Despite initial reservations, this is one of the most enjoyable pieces of theatre I have seen in a while, full of energy and wit that even Austen herself would have found impressive. And I think I quite like Jane Austen now, which means that, not only has Laura Wade written an excellent play, she has done the impossible.
“A uniquely atmospheric production; whimsical yet real, dark yet high-spirited, ‘piano’ and ‘forte’ together”
The phrase that comes to mind after witnessing “The Glass Piano” is that truth is stranger than fiction. Based on the real-life story of Princess Alexandra of Bavaria, Alix Sobler’s new play leads us through the corridors and chambers of her nineteenth century palace, and into the hearts of the characters trapped within its walls. The centrepiece is Alexandra herself who suffers from the delusion that as a child she had swallowed a grand piano made of glass, which remains inside her. Known as ‘the glass delusion’, this psychological malady was quite common amongst royals and nobles of the time, before dying out at the end of the century.
Sobler writes with a skilled hand, lacing the text with her dry humour yet still maintaining the element of fairy-tale. Beautifully crafted it touches on the absurd; occasionally jarring but always enchanting – like a piece of music that breaks the rules of harmony with unexpected notes. Conversely, the four characters of the play are very much bound by their laws, trapped by their situations and prevented from fulfilling their dreams – of love. Princess Alexandra, who thinks her life will never change, lives in the palace with her father, King Ludwig, a failed poet, and her maid, the wise Galstina. But when Lucien arrives, initially to assist the King with his writing, anything becomes possible as he challenges the status quo.
Grace Molony is quite magnificent as the princess who tiptoes sideways through doorways, terrified that the slightest disturbance would shatter the piano inside her. Combining an inner strength with the fragility of her condition, she is constantly watchable throughout, and ultimately heart-breaking when she finally finds her own way to be free. Timothy Walker’s formidable Ludwig only glimpses the love that might be before retreating again into his stubbornness, shattering the delicate dreams of those around him. Along with Suzan Sylvester as the maid who never truly knows her place, and Laurence Ubong Williams’ lovestruck Lucien, the cast of four give spellbinding performances.
However, the second act does, at times, threaten to break the spell; and as it meanders fleetingly off course, we are not entirely sure what is real or imagined. But director Max Key’s atmospheric staging continually rescues us from the inherent difficulties of the script that defies categorisation. The end result is clearly moving and magical. An experience heightened by the presence of concert pianist Elizabeth Rossiter who sits at the grand piano throughout, punctuating the play with Gabriel Prokofiev’s lyrical score. Like the text itself, the fragile underscore verges on dissonance with something beautiful underneath.
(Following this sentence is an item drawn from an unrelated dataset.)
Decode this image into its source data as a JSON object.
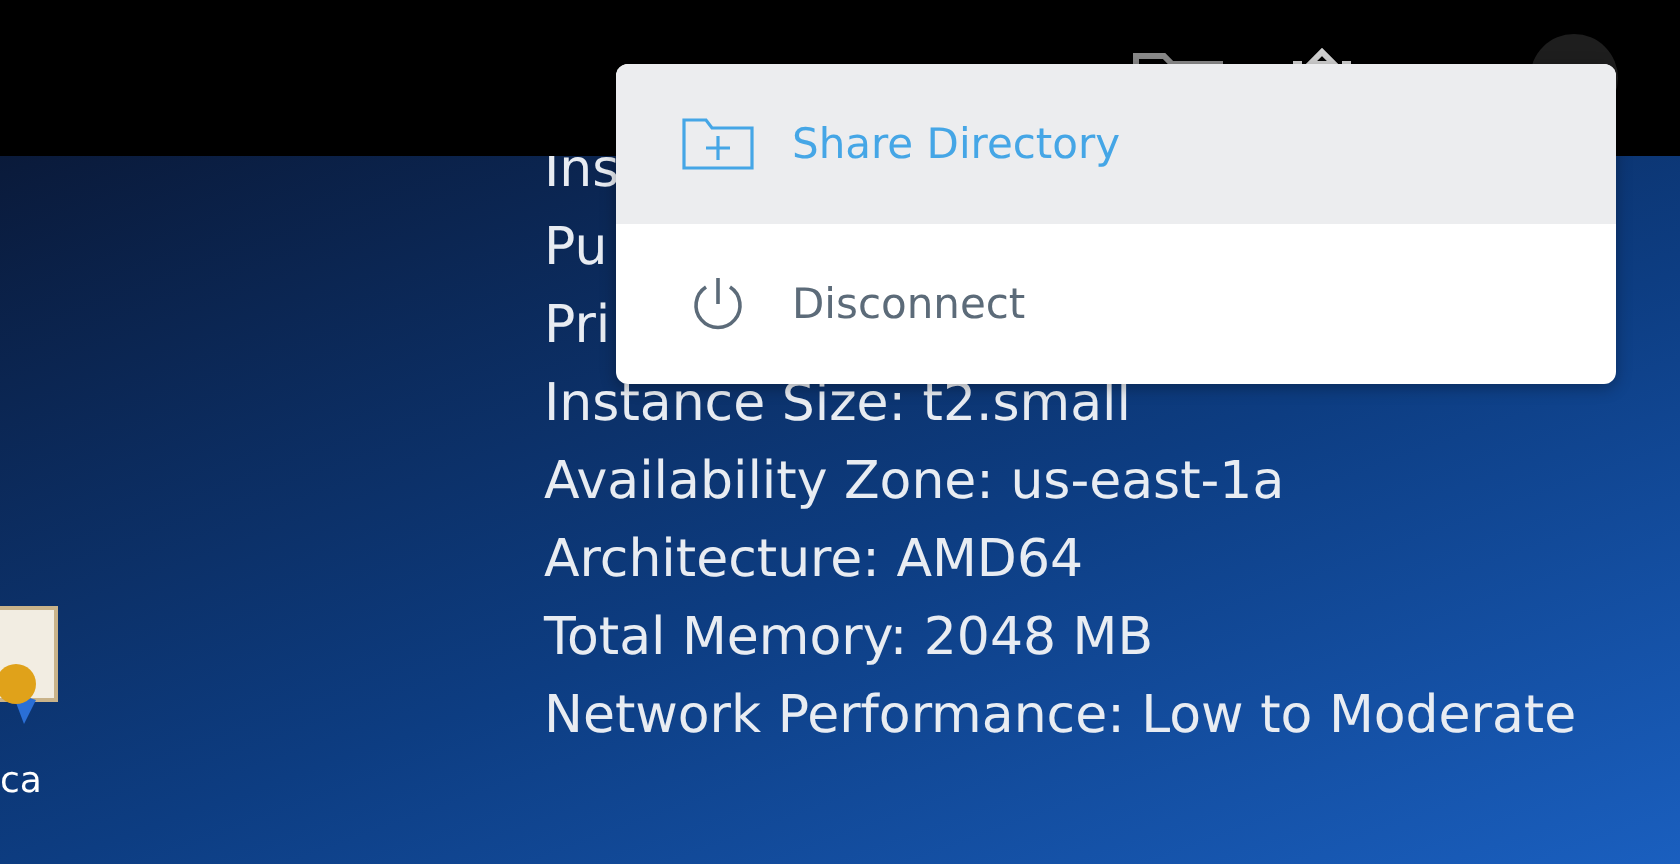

Rossiter’s fingers move across the keyboard, careful not to shatter the melodies as the individual notes pierce like shards of glass. A more poignant soundtrack could not be hoped for.
A uniquely atmospheric production; whimsical yet real, dark yet high-spirited, ‘piano’ and ‘forte’ together. Small scale but grand, this is the perfect piece of theatre for the Coronet – arguably one of the finest off West End theatres in London – with unarguably the best bar.